“The point of this article was to bring to light the differences between indigenous science and western science, prescribed fire and cultural burnings,” Chairman Goode explained. He discussed the wariness and distrust western academics often bring to Indigenous knowledge. “The moment you say ‘Indigenous science’ you’ve already stepped off the cliff because the reaction is kind of like, ‘Well you’re not scientists, at least not like us western scientists, because we went to prestigious schools and studied for umpteen years to get degrees,’ even though as native people we’ve been here for eight to ten thousand years.” It also highlights the need for cultural burning within current management practices. “Part of the objective was not just to provide a review of historical literature, which you often see interpreted from an western scientist’s perspective, but also to explain the present-day implications, especially for Native people,” said Dr. Long. “While there’s been a surge of interest in fire issues and cultural burning, there’s a need to avoid pigeonholing cultural fire based upon historical accounts, rather than explaining current practices, intentions, and opportunities.”

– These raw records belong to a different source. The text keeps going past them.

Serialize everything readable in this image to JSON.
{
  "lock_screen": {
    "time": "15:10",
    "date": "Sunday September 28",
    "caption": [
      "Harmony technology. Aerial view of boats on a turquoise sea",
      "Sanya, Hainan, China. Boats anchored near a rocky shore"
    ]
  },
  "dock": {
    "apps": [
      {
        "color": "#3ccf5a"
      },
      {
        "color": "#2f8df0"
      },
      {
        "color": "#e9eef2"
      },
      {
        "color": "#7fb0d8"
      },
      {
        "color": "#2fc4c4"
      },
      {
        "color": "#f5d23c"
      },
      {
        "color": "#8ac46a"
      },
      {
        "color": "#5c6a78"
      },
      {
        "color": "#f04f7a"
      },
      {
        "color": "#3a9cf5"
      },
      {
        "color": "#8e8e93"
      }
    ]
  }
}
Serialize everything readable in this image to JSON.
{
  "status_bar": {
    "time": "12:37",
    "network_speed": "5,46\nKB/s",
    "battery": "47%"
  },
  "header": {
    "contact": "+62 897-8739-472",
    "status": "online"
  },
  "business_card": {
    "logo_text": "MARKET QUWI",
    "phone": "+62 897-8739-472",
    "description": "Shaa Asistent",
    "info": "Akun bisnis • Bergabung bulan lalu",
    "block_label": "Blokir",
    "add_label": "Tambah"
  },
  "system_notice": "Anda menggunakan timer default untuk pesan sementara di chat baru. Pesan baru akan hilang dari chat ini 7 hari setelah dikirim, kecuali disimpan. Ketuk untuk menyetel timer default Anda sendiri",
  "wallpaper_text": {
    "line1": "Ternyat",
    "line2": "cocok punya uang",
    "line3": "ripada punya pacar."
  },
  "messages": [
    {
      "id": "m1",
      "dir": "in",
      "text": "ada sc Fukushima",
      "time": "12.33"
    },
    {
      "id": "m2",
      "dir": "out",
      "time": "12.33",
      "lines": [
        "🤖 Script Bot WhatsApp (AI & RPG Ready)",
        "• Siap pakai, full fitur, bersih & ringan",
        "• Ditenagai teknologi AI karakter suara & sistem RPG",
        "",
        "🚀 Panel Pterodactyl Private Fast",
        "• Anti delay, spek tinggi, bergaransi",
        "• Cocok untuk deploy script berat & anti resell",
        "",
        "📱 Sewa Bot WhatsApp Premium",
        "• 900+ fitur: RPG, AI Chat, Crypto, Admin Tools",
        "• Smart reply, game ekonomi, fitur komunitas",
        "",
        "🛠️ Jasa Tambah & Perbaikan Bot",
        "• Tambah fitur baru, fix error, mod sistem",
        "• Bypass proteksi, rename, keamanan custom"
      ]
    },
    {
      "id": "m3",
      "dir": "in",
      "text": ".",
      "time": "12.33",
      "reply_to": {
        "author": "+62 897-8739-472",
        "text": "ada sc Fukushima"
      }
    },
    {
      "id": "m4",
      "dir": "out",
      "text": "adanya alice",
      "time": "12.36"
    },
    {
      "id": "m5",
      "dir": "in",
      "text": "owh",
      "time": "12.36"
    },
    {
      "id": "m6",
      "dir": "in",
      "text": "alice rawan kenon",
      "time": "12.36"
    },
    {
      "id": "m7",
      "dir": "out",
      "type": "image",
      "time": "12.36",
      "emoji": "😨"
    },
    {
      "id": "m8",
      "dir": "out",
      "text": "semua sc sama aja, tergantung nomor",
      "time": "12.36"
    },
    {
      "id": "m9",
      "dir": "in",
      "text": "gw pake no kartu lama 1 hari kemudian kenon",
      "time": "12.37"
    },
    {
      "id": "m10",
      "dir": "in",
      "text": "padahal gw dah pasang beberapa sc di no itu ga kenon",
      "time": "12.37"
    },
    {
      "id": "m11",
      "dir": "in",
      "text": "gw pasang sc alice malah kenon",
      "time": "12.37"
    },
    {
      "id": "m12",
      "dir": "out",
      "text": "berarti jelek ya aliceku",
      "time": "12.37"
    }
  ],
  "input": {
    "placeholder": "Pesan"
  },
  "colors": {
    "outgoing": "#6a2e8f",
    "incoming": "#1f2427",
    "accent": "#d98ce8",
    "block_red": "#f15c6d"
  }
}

The paper is structured to intentionally address tensions between Indigenous and western ways of relating to ecosystems. “We chose to apply an ecosystem services framework to organize the findings, while noting that that framework does not necessarily match how Indigenous people tend to frame the importance of cultural burning. We also explained the cultural basis for burning as a stewardship responsibility,” said Dr. Long. Dr. Lake further explained that this piece is a translation of perspectives and approaches, that priorities of agencies like the Forest Service and popular western society emphasize nature’s services to humans are disparate from Indigenous worldviews. “The tribes have always been here since time immemorial and always will be and very much see human agency as a factor that contributes to ecosystem resilience,” said Dr. Lake. “This is a very powerful tool of positionality for Indigenous people to relate that their knowledge and practices of cultural burning benefit not only the tribe, but all of humanity.”

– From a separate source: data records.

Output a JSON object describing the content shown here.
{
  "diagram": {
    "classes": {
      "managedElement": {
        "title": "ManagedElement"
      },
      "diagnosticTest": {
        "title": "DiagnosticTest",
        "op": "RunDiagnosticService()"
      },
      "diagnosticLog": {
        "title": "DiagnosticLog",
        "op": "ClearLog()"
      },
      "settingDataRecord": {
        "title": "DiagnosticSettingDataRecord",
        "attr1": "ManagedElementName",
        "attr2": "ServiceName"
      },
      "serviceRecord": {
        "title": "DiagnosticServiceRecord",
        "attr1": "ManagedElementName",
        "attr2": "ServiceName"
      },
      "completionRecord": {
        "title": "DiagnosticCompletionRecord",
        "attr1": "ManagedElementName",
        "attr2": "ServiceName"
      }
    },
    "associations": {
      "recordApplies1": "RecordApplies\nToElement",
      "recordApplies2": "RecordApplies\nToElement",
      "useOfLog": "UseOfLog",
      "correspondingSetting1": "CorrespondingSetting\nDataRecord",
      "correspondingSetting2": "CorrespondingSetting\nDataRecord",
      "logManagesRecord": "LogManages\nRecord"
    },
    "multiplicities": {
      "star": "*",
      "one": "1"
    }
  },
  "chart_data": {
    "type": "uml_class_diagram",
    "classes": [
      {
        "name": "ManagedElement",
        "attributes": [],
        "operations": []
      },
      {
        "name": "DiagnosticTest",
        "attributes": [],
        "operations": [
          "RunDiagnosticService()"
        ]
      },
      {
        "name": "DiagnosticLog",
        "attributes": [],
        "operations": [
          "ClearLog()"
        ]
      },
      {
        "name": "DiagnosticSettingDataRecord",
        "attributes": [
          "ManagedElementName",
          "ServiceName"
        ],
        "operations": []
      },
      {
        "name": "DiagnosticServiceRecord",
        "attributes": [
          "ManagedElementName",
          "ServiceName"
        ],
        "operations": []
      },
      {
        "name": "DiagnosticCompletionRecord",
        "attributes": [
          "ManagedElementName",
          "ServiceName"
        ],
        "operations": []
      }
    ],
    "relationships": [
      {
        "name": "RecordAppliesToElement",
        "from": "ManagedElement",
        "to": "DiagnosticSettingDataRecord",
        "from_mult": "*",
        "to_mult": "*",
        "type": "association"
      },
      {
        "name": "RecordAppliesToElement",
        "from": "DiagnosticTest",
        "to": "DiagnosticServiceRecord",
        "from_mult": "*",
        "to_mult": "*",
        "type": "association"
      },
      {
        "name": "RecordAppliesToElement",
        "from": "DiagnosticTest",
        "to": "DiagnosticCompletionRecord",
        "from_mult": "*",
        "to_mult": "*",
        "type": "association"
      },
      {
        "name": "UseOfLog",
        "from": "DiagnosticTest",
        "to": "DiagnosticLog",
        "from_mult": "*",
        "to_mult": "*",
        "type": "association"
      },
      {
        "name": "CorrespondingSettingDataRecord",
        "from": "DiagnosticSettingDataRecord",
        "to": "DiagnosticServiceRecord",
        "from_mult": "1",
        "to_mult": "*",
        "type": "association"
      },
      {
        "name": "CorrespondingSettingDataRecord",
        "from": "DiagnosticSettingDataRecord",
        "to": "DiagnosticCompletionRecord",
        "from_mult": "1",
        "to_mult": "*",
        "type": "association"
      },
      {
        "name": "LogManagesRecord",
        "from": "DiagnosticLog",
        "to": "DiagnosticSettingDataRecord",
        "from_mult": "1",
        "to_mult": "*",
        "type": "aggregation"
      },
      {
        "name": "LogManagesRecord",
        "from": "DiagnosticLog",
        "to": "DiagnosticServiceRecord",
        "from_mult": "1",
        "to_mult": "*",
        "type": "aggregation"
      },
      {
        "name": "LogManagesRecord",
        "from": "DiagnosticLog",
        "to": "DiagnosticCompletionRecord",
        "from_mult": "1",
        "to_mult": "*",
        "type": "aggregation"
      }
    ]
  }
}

The piece advocates for expanding long-term Tribal collaboratives to work towards ecocultural restoration objectives, which all three authors are engaged with. “There are efforts underway to develop a network of training centers to support fire use in California, and we are encouraging long-term research collaboratives on Indigenous cultural burning. But we recognize that Tribes have a lot of priorities and limited capacity, so such efforts would need investment” said Dr. Long. In recognizing the high volume of requests, Dr. Lake also emphasized the need to have patience and understanding regarding prioritization, “practitioners and researchers need to understand that Tribes will prioritize what and who they work with in their own sovereign way.”

The authors hope to see cultural burning become more known and recognized, and that the tribes have more agency to carry out this work. Already, it has informed and influenced state policy on two bills recently passed in California. Senate Bill 332 influences liability and negligence rules to make it easier and more accessible for cultural fire practitioners and tribes to practice cultural burning, creating a strategic plan for fire use that further defines cultural burning as different from prescribed burning. Assembly Bill 642 changes state law to enhance wildland fire prevention efforts like facilitating cultural burning and prescribed fire, as well as addressing tribal relations and sovereignty. Long says, “To both researchers and practitioners, we want people to understand the wide range of potential rationales and benefits of cultural burning rather than focusing on narrow objectives or assuming that Tribal burning won’t be sufficient to help address the major challenges in California. We also want to encourage Tribal practitioners and researchers to consider the potential for advancing these efforts, because there will be lots of opportunities for them to learn and apply fire knowledge in the future.”